Some of the assets booked in Switzerland are managed via investment solutions (e.g. collective investment vehicles and mandates) with Switzerland as their production location. The broadly defined investment management industry in Switzerland is responsible for managing a total of CHF 3.9 tn. Asset management, including collective investments and discretionary mandates for institutional customers, accounts for CHF 2.5 tn of this. The remaining CHF 1.4 tn is attributable to discretionary and advisory mandates for non-institutional customers – mainly private customers – and advisory mandates for institutional customers.
Note: relative sizes are indicative.
Sources: SNB, BCG, IFZ/Asset Management Association Switzerland. SBA
The banks employed 89,531 full-time equivalents in Switzerland in 2019, down 1,130 or 1.2% year-on-year. As in prior years, some of this decrease was due to jobs being transferred to group entities not covered by the banking statistics.
The SECO puts the Swiss banking sector’s average unemployment rate in December 2019 at 2.5%. This is identical to the figure for the overall economy. Averaged over 2019 as a whole, the banking sector had 3,115 registered unemployed, representing a fall of 303 year-on-year. The job market remained extremely robust, given the major challenges faced by the banks.
The SBA’s annual survey of employment trends in the banking sector shows a small increase in the banks’ domestic headcount from 87,122 at the end of 2019 to 87,269 in June 2020 – a rise of 147 full-time equivalents or 0.2%.

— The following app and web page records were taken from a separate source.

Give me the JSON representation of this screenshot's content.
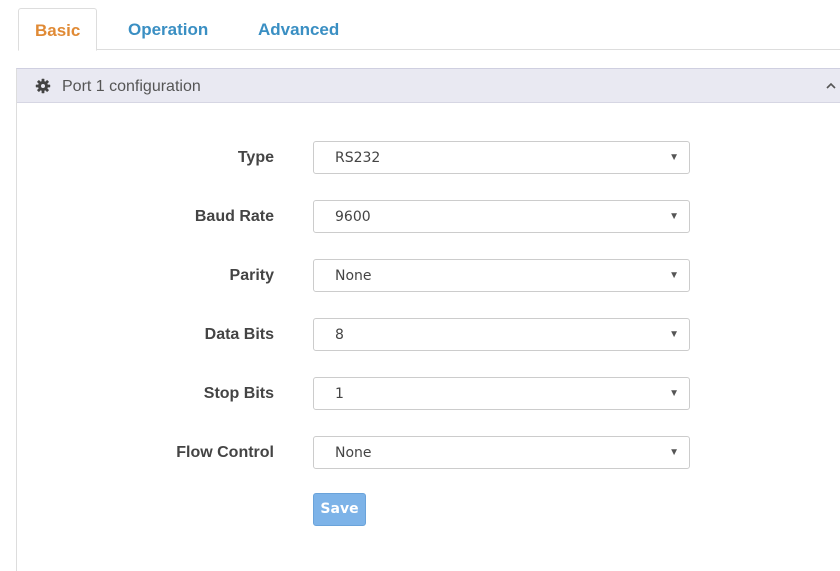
{
  "tabs": [
    {
      "label": "Basic",
      "active": true
    },
    {
      "label": "Operation",
      "active": false
    },
    {
      "label": "Advanced",
      "active": false
    }
  ],
  "panel": {
    "title": "Port 1 configuration",
    "icon": "gear-icon",
    "collapse_icon": "chevron-up-icon"
  },
  "fields": [
    {
      "label": "Type",
      "value": "RS232"
    },
    {
      "label": "Baud Rate",
      "value": "9600"
    },
    {
      "label": "Parity",
      "value": "None"
    },
    {
      "label": "Data Bits",
      "value": "8"
    },
    {
      "label": "Stop Bits",
      "value": "1"
    },
    {
      "label": "Flow Control",
      "value": "None"
    }
  ],
  "save_label": "Save",
  "colors": {
    "active_tab": "#e08a35",
    "inactive_tab": "#3a8fc3",
    "panel_heading_bg": "#e9e9f2",
    "save_button": "#7db3e8"
  }
}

Around three quarters of the banks that responded expect employment to remain stable in the second half of 2020. This represents a significant increase of some 15 percentage points compared with last year’s survey. However, expectations of rising employment are much lower than a year ago: only 12.7% (down from 25.7%) of respondents expect an increase in headcount.
According to the monthly SECO statistics, the unemployment rate in the banking sector increased significantly in the first half of the year, rising from 2.5% at the end of December 2019 to 3.2% at the end of June 2020. This is equal to the overall Swiss unemployment rate.

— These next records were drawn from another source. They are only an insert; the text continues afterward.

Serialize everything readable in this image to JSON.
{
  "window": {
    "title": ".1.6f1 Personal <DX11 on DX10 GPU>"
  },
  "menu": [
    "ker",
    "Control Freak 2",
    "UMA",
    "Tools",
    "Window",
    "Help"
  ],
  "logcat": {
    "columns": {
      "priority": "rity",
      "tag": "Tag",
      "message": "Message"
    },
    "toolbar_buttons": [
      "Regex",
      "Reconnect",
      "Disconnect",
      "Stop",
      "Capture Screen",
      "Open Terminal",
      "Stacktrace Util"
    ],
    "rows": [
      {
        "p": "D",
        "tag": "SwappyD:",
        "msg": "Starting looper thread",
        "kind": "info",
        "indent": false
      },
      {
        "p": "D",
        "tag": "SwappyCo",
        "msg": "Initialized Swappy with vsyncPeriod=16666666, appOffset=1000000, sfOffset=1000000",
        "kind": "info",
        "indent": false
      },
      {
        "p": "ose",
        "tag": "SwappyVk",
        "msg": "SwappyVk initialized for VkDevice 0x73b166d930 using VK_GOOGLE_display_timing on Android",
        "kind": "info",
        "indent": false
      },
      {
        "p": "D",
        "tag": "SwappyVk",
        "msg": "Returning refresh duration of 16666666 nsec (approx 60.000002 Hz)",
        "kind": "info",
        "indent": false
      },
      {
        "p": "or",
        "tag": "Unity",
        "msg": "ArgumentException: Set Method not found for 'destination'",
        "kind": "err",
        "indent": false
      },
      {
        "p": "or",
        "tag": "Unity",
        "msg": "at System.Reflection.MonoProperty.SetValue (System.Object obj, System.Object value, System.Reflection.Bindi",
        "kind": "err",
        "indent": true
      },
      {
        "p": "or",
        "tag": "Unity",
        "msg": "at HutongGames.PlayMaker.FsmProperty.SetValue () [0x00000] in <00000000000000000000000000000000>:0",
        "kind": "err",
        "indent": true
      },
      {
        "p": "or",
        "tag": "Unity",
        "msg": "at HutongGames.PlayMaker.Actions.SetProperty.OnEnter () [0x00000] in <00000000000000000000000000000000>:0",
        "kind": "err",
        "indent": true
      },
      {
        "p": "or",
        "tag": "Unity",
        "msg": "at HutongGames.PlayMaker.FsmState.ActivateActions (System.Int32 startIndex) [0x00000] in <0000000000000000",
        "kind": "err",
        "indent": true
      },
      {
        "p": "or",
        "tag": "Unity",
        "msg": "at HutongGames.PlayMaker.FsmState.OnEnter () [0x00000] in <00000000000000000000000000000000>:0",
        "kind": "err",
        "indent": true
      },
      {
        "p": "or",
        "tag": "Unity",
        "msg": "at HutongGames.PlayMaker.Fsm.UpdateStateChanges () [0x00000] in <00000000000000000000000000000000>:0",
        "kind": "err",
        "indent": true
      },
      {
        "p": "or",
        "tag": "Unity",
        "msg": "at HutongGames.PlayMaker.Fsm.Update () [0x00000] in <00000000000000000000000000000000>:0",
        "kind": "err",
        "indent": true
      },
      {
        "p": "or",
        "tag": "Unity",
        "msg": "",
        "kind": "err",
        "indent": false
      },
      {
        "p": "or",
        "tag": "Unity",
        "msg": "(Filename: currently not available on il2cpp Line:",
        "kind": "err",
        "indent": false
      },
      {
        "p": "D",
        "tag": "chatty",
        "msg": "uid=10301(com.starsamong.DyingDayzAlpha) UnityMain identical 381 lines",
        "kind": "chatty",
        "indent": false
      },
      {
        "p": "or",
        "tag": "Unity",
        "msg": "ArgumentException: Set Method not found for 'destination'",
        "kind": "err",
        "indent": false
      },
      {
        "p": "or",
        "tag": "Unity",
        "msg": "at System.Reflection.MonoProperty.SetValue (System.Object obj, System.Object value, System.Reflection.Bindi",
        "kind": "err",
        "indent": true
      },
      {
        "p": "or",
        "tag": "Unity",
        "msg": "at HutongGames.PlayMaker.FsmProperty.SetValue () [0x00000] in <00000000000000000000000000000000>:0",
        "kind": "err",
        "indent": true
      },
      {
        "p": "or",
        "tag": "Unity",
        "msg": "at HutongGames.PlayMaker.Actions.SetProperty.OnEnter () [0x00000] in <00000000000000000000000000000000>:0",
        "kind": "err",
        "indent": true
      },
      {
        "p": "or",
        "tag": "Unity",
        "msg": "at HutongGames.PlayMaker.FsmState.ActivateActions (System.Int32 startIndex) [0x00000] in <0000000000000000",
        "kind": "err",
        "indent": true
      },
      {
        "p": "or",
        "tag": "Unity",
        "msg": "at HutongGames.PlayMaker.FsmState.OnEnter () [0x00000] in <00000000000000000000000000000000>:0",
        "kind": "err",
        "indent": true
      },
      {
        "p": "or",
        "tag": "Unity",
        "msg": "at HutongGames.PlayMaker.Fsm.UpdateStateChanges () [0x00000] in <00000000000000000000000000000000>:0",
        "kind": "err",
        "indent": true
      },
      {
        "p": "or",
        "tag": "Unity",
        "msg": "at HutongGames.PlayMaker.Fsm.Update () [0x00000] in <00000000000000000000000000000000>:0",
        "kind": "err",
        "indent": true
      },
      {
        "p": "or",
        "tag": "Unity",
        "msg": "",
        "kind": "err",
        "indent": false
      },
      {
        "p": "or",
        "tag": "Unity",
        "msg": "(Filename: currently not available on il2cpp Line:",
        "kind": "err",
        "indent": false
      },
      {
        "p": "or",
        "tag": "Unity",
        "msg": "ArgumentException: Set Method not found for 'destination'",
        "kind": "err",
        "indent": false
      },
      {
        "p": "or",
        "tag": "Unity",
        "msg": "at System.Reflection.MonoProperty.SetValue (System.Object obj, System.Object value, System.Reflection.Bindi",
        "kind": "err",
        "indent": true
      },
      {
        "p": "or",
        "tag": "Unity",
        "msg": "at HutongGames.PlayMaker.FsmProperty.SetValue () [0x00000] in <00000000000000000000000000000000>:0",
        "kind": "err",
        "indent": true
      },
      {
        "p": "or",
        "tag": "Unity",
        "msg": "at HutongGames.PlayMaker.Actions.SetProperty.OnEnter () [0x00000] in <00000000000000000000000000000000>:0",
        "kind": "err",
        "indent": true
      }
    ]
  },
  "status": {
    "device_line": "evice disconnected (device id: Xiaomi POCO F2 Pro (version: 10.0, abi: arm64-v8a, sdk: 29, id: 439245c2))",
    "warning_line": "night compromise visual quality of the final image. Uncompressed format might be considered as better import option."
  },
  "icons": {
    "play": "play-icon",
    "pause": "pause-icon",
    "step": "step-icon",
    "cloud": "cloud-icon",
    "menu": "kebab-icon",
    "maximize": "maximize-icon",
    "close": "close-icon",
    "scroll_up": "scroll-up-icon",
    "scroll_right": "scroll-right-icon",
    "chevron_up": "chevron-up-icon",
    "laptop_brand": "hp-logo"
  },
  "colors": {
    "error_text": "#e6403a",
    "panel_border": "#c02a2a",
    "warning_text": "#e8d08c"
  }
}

Swiss banking comprises several areas of business that follow their own individual development path: retail banking, corporate banking, investment management and wealth management. > Read more